By Deanna Noble, Wildlife Conservation Biologist, North Carolina Wildlife Resources Commission //
Even though temperatures are cold, and we’ve seen some snow, forest owners shouldn’t lose sight of fact that winter is the ideal time to get some important things accomplished on their property. There are many management techniques that can be implemented during this time of year for the benefit of multiple species of wildlife. Here are just a few:
- Warm things up with a prescribed burn. Dormant season burns can take place in areas that have been fire suppressed and where there are heavy layers of litter and duff. Prescribed burning should begin with low intensity fires to reduce the fuel load.
- Plant trees and shrubs to give them a head start. During the dormant season is when most of the root growth takes place. Pines, hardwoods and shrubs all can be planted this time of year.
- Break out the chain saw and do some timber stand improvements. Select some of your higher quality hardwoods like oaks and hickories and cut down the trees nearby that may be competing for nutrients. Step inside your wood line and work on feathering the edges. This practice involves cutting selected trees to allow more sunlight to reach the forest floor and promote early successional habitat. The trees to focus on removing should be trees that are diseased or deformed and trees of limited value to wildlife, such as red maple and sweet gum. The cut trees can be used for brush piles as an added benefit to wildlife for cover.
- Use this time to get some work done in the shop. If you currently do not have any nest boxes on your property, consider a construction project. You can build woodland wildlife nest boxes, songbird boxes, and wood duck boxes … don’t forget the predator guards! If you already have boxes up remember to clean them out before nesting season.
- While it is easier to see in the woods, due to dormant vegetation, work on your property boundary lines. Keeping your property lines well marked are especially important if you plan to have any timber harvesting activities in the future. Marking your boundaries will also help with trespass issues and could reduce the need for survey work in the future.
So, take advantage of the cooler weather and enjoy winter in your woods. These management practices can go a long way to a healthier, more productive, and profitable forestland!
Below are some links with more information on the topics mentioned and please feel free to contact me at email@example.com with any questions regarding wildlife management on your property.
Using Fire to Improve Wildlife Habitat https://content.ces.ncsu.edu/using-fire-to-improve-wildlife-habitat
Woodland Wildlife Nest Boxes https://content.ces.ncsu.edu/woodland-wildlife-nest-boxes

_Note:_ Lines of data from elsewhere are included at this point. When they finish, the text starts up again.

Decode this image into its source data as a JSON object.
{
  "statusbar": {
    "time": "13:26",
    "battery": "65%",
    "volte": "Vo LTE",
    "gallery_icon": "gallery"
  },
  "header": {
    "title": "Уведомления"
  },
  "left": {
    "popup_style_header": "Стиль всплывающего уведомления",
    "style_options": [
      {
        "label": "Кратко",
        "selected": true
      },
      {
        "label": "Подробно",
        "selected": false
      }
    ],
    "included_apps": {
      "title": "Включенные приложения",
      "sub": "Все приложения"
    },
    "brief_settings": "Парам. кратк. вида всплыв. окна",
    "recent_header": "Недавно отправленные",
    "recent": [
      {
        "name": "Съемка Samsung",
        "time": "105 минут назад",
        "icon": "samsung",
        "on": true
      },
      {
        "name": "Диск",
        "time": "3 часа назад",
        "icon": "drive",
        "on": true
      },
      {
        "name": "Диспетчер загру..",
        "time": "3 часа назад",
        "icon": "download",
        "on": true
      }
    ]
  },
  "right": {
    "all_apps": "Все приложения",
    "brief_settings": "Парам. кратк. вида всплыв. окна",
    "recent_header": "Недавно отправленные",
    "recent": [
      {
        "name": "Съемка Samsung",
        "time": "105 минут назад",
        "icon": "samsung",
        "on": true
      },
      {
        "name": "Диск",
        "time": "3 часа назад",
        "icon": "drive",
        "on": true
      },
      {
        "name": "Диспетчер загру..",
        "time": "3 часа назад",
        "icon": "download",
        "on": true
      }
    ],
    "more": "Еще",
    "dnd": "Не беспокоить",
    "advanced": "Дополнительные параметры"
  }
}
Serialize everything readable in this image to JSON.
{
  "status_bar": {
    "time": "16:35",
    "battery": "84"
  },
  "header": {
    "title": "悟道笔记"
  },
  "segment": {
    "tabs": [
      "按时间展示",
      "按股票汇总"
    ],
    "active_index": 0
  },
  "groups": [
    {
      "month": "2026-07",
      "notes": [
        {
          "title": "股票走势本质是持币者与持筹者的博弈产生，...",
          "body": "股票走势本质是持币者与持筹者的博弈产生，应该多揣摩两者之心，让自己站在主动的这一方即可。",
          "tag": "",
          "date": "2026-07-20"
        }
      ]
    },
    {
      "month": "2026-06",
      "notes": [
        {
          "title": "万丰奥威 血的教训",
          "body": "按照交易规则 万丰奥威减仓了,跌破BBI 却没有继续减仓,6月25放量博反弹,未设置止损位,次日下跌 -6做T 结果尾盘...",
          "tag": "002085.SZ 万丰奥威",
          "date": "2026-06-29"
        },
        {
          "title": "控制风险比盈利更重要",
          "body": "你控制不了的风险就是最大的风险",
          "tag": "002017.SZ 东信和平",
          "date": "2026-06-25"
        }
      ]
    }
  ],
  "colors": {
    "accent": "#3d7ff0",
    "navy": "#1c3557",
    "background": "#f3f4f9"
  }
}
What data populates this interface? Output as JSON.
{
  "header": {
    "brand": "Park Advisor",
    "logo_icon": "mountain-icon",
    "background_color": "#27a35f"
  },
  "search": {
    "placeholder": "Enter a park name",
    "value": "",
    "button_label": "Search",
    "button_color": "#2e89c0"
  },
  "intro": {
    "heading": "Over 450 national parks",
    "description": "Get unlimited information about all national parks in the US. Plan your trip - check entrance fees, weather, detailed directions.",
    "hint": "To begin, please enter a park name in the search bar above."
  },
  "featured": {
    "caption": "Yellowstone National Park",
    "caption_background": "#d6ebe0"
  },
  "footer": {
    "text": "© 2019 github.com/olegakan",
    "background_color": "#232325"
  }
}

Building Songbird Boxes https://content.ces.ncsu.edu/building-songbird-boxes
North Carolina Wood Duck Natural History and Management https://www.ncwildlife.org/Portals/0/Hunting/Documents/Waterfowl/NC_WoodDuck_Natural_History_and_Managment.pdf
Forestland Enhancement Practices https://content.ces.ncsu.edu/forest-land-enhancement-practices-in-north-carolina
Maintaining Forest Property Boundaries https://content.ces.ncsu.edu/maintaining-forest-property-boundaries
The Landowner Protection Act https://www.ncwildlife.org/Hunting/Laws-Safety/Landowner-Protection-Act